▸ **What the task asks**
Please produce a character-exact copy of the listing that follows, omitting all images.

▸ **Data for this exercise**
━━━━━━━━
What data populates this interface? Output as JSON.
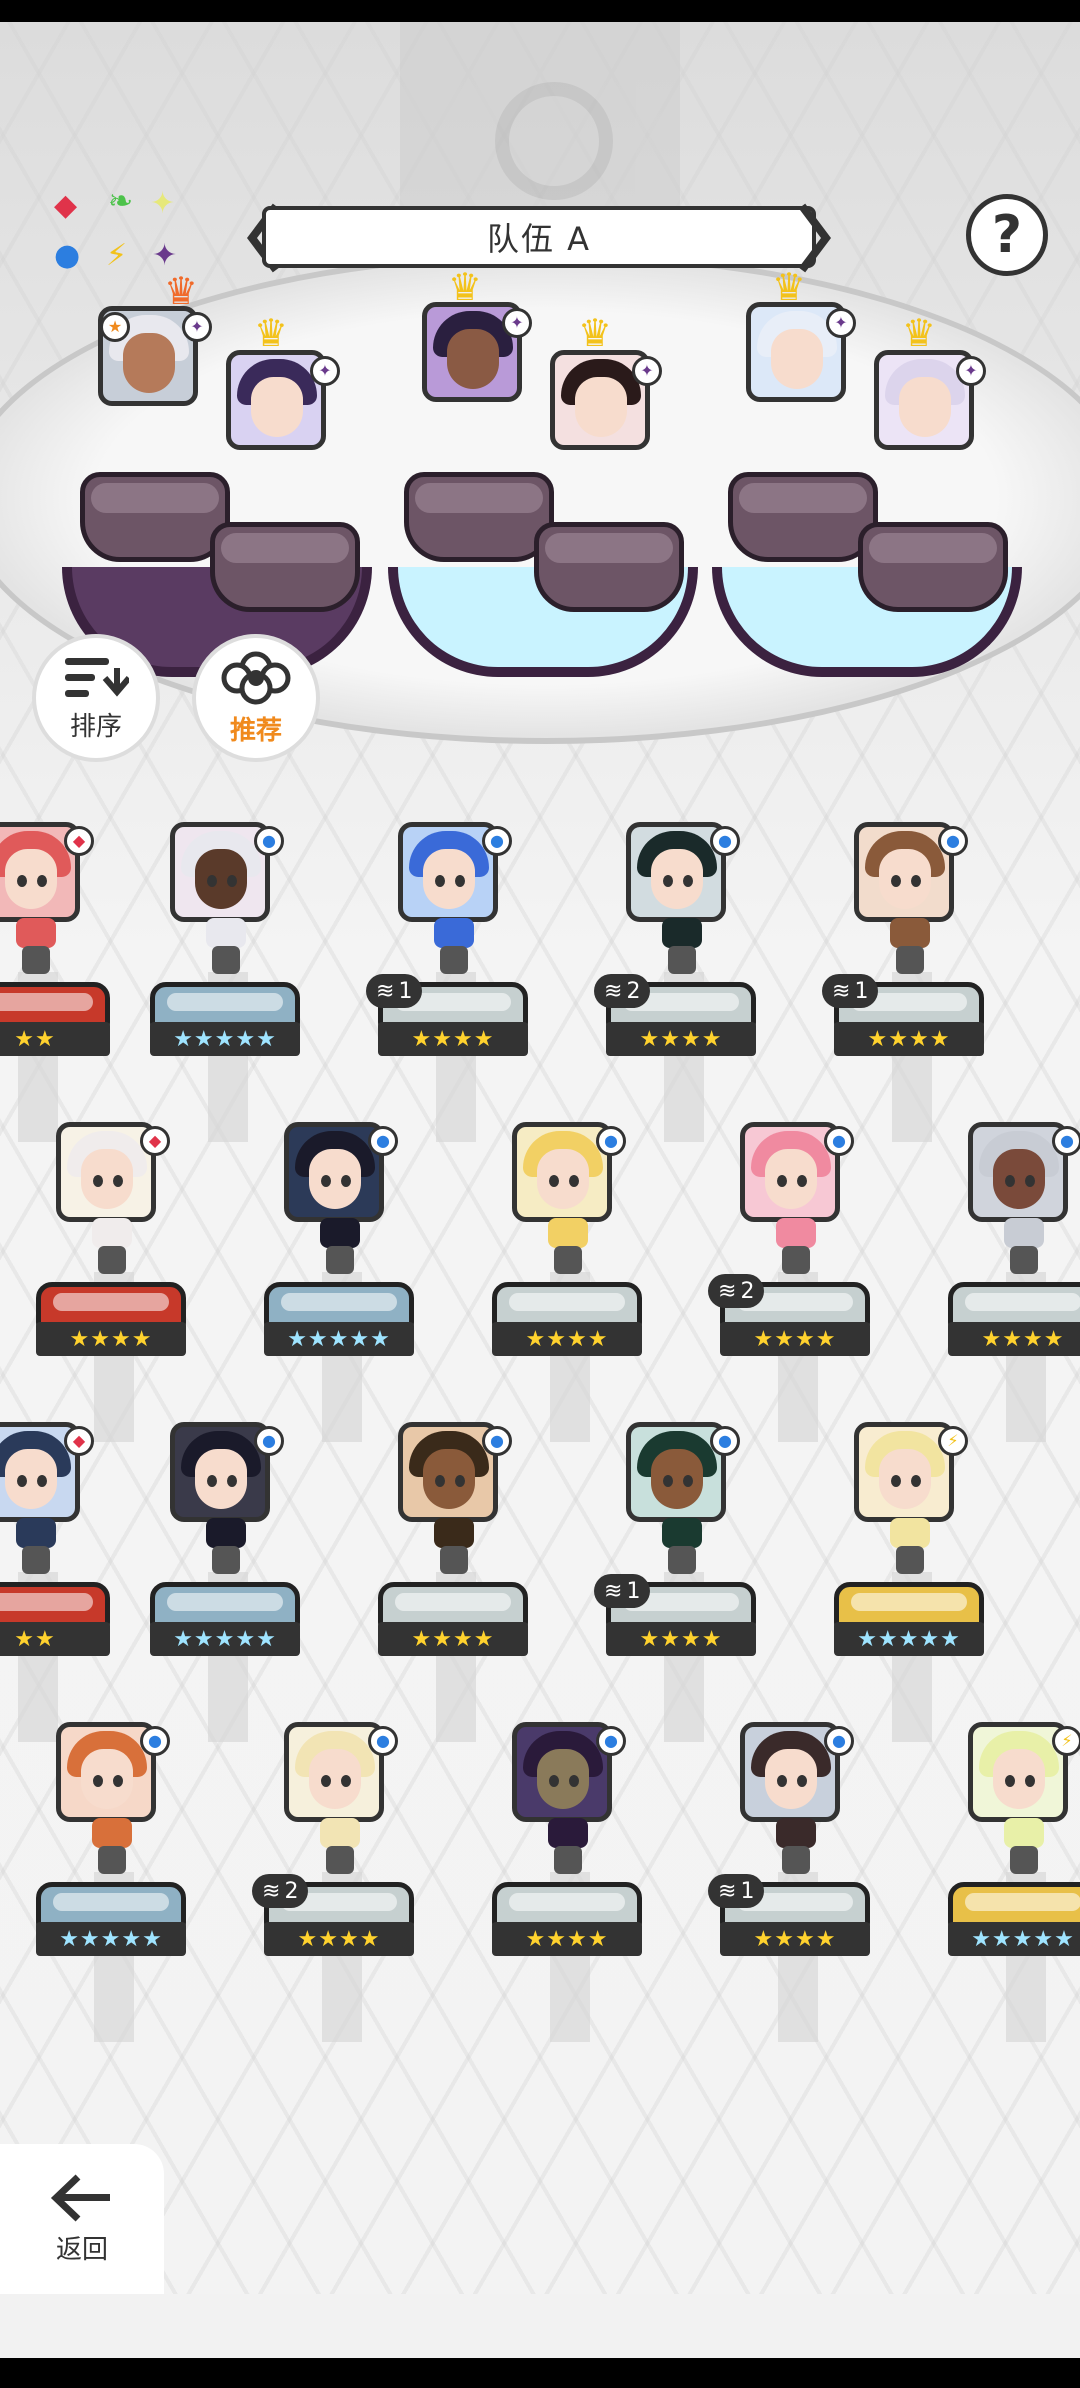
{
  "team": {
    "title": "队伍 A"
  },
  "help": {
    "label": "?"
  },
  "sort_button": {
    "label": "排序"
  },
  "recommend_button": {
    "label": "推荐"
  },
  "back_button": {
    "label": "返回"
  },
  "element_icons": [
    "fire-diamond-icon",
    "leaf-icon",
    "light-star-icon",
    "water-orb-icon",
    "lightning-icon",
    "dark-star-icon"
  ],
  "colors": {
    "accent_orange": "#f08a1d",
    "crown_gold": "#f3c21b",
    "star_yellow": "#ffd22e",
    "star_blue": "#9fe4ff"
  },
  "team_slots": [
    {
      "element": "dark-star-icon",
      "crown": true,
      "flame": true
    },
    {
      "element": "dark-star-icon",
      "crown": true
    },
    {
      "element": "dark-star-icon",
      "crown": true
    },
    {
      "element": "dark-star-icon",
      "crown": true
    },
    {
      "element": "dark-star-icon",
      "crown": true
    },
    {
      "element": "dark-star-icon",
      "crown": true
    }
  ],
  "roster": [
    {
      "row": 1,
      "stars": "★★",
      "dup": ""
    },
    {
      "row": 1,
      "stars": "★★★★★",
      "dup": ""
    },
    {
      "row": 1,
      "stars": "★★★★",
      "dup": "1"
    },
    {
      "row": 1,
      "stars": "★★★★",
      "dup": "2"
    },
    {
      "row": 1,
      "stars": "★★★★",
      "dup": "1"
    },
    {
      "row": 2,
      "stars": "★★★★",
      "dup": ""
    },
    {
      "row": 2,
      "stars": "★★★★★",
      "dup": ""
    },
    {
      "row": 2,
      "stars": "★★★★",
      "dup": ""
    },
    {
      "row": 2,
      "stars": "★★★★",
      "dup": "2"
    },
    {
      "row": 2,
      "stars": "★★★★",
      "dup": ""
    },
    {
      "row": 3,
      "stars": "★★",
      "dup": ""
    },
    {
      "row": 3,
      "stars": "★★★★★",
      "dup": ""
    },
    {
      "row": 3,
      "stars": "★★★★",
      "dup": ""
    },
    {
      "row": 3,
      "stars": "★★★★",
      "dup": "1"
    },
    {
      "row": 3,
      "stars": "★★★★★",
      "dup": ""
    },
    {
      "row": 4,
      "stars": "★★★★★",
      "dup": ""
    },
    {
      "row": 4,
      "stars": "★★★★",
      "dup": "2"
    },
    {
      "row": 4,
      "stars": "★★★★",
      "dup": ""
    },
    {
      "row": 4,
      "stars": "★★★★",
      "dup": "1"
    },
    {
      "row": 4,
      "stars": "★★★★★",
      "dup": ""
    }
  ]
}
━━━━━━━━
▸ **Problem solution**
What data populates this interface? Output as JSON.
{
  "team": {
    "title": "队伍 A"
  },
  "help": {
    "label": "?"
  },
  "sort_button": {
    "label": "排序"
  },
  "recommend_button": {
    "label": "推荐"
  },
  "back_button": {
    "label": "返回"
  },
  "element_icons": [
    "fire-diamond-icon",
    "leaf-icon",
    "light-star-icon",
    "water-orb-icon",
    "lightning-icon",
    "dark-star-icon"
  ],
  "colors": {
    "accent_orange": "#f08a1d",
    "crown_gold": "#f3c21b",
    "star_yellow": "#ffd22e",
    "star_blue": "#9fe4ff"
  },
  "team_slots": [
    {
      "element": "dark-star-icon",
      "crown": true,
      "flame": true
    },
    {
      "element": "dark-star-icon",
      "crown": true
    },
    {
      "element": "dark-star-icon",
      "crown": true
    },
    {
      "element": "dark-star-icon",
      "crown": true
    },
    {
      "element": "dark-star-icon",
      "crown": true
    },
    {
      "element": "dark-star-icon",
      "crown": true
    }
  ],
  "roster": [
    {
      "row": 1,
      "stars": "★★",
      "dup": ""
    },
    {
      "row": 1,
      "stars": "★★★★★",
      "dup": ""
    },
    {
      "row": 1,
      "stars": "★★★★",
      "dup": "1"
    },
    {
      "row": 1,
      "stars": "★★★★",
      "dup": "2"
    },
    {
      "row": 1,
      "stars": "★★★★",
      "dup": "1"
    },
    {
      "row": 2,
      "stars": "★★★★",
      "dup": ""
    },
    {
      "row": 2,
      "stars": "★★★★★",
      "dup": ""
    },
    {
      "row": 2,
      "stars": "★★★★",
      "dup": ""
    },
    {
      "row": 2,
      "stars": "★★★★",
      "dup": "2"
    },
    {
      "row": 2,
      "stars": "★★★★",
      "dup": ""
    },
    {
      "row": 3,
      "stars": "★★",
      "dup": ""
    },
    {
      "row": 3,
      "stars": "★★★★★",
      "dup": ""
    },
    {
      "row": 3,
      "stars": "★★★★",
      "dup": ""
    },
    {
      "row": 3,
      "stars": "★★★★",
      "dup": "1"
    },
    {
      "row": 3,
      "stars": "★★★★★",
      "dup": ""
    },
    {
      "row": 4,
      "stars": "★★★★★",
      "dup": ""
    },
    {
      "row": 4,
      "stars": "★★★★",
      "dup": "2"
    },
    {
      "row": 4,
      "stars": "★★★★",
      "dup": ""
    },
    {
      "row": 4,
      "stars": "★★★★",
      "dup": "1"
    },
    {
      "row": 4,
      "stars": "★★★★★",
      "dup": ""
    }
  ]
}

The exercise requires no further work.